— Assigned task —
Copy out each line of the data below in which "screenshot" appears.

Dataset rows for apps and sites
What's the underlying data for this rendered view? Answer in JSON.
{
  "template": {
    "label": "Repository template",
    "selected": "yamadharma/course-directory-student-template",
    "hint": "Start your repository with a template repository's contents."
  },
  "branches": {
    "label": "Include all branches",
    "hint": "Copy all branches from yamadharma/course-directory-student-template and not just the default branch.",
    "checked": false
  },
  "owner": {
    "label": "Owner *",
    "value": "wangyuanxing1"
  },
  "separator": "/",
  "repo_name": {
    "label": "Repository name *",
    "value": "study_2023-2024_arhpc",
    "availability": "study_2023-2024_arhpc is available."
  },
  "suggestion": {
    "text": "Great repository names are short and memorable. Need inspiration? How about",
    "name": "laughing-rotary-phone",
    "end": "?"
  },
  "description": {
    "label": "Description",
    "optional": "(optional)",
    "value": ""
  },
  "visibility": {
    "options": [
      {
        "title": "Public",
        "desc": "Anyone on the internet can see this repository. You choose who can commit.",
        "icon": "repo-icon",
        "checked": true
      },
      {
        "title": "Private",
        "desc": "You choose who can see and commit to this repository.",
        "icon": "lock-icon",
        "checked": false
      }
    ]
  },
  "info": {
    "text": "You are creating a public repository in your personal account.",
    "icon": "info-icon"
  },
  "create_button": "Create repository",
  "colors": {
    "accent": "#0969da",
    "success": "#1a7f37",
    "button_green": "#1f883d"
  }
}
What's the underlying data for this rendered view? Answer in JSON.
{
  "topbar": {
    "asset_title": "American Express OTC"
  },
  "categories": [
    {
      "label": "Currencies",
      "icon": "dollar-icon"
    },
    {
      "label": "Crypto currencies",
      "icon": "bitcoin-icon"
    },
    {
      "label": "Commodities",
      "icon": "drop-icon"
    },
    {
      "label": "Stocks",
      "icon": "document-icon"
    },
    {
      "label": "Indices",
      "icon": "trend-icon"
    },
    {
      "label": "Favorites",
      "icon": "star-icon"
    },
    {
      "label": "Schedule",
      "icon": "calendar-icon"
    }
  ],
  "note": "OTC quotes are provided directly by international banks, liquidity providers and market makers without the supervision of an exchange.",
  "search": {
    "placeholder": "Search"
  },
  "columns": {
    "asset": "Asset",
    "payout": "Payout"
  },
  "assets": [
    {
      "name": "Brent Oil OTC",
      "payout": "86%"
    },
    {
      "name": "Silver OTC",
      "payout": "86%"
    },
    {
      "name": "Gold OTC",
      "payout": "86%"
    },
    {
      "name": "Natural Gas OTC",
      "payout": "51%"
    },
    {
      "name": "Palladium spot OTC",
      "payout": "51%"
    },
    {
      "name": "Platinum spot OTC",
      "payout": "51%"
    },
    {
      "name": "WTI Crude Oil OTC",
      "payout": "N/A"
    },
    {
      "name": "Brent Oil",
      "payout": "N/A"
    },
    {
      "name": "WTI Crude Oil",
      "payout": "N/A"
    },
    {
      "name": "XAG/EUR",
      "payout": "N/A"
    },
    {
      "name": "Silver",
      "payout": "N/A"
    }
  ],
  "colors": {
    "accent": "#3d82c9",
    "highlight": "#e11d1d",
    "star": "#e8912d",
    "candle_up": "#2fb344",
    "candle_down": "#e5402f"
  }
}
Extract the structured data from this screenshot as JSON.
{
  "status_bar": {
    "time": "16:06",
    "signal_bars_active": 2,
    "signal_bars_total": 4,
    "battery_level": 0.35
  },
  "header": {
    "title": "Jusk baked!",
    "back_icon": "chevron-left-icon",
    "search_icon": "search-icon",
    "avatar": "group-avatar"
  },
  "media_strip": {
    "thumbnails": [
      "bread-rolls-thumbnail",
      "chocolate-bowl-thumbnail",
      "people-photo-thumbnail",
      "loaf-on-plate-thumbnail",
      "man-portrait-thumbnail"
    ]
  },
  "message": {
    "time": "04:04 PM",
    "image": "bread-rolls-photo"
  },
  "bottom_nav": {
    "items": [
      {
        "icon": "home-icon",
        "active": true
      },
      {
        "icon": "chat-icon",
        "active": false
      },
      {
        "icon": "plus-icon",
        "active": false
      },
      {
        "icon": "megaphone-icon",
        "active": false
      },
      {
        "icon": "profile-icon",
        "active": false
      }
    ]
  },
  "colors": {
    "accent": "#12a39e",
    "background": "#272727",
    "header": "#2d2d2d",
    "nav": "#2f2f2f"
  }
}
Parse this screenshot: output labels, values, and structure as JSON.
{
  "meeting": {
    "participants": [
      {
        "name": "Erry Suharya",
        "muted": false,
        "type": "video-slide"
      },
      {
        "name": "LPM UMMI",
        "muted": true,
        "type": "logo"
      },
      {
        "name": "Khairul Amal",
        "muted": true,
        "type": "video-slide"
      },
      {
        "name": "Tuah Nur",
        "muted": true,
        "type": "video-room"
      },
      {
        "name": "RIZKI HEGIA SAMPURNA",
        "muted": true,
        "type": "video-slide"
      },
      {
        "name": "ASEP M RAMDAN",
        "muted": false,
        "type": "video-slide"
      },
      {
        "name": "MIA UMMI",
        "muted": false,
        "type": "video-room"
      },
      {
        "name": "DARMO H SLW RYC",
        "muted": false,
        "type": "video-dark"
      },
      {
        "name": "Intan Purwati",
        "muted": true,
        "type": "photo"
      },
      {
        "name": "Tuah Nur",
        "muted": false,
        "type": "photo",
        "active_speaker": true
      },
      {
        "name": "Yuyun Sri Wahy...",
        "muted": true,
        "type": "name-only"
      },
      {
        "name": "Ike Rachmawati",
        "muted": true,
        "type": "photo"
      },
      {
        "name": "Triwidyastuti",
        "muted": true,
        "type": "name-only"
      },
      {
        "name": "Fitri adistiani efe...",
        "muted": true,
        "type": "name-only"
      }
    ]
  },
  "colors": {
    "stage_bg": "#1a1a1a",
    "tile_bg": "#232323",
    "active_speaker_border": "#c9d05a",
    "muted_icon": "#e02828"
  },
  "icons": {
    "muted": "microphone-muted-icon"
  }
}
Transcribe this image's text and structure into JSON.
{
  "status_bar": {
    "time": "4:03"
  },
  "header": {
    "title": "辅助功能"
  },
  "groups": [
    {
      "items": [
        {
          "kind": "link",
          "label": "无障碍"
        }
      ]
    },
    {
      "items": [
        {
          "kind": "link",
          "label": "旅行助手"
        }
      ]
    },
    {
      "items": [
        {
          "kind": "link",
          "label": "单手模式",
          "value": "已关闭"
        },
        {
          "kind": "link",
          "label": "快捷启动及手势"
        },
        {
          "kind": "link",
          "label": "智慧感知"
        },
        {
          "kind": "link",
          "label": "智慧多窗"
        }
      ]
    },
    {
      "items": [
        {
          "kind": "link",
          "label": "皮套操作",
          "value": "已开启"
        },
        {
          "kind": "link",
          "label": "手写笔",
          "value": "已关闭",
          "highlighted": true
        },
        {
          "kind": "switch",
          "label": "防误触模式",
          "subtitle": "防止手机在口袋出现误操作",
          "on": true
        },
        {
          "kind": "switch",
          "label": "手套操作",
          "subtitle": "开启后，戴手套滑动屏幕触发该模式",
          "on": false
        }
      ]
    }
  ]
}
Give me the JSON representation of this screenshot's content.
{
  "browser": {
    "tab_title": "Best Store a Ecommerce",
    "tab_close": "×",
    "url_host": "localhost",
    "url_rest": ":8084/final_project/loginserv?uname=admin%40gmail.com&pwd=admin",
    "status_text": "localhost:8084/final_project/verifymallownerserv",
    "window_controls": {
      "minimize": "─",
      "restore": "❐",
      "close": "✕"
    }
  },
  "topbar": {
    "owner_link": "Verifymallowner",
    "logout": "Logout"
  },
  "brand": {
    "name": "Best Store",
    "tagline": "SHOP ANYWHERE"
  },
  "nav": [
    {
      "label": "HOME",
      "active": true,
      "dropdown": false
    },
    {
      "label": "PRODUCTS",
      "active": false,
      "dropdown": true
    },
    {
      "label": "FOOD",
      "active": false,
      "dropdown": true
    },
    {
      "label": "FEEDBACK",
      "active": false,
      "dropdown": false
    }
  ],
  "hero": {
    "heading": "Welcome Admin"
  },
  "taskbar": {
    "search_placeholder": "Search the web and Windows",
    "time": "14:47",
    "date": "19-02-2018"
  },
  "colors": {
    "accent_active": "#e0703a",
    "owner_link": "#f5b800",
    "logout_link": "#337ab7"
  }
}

— Response —
Extract the structured data from this screenshot as JSON.
Parse this screenshot: output labels, values, and structure as JSON.
Give me the JSON representation of this screenshot's content.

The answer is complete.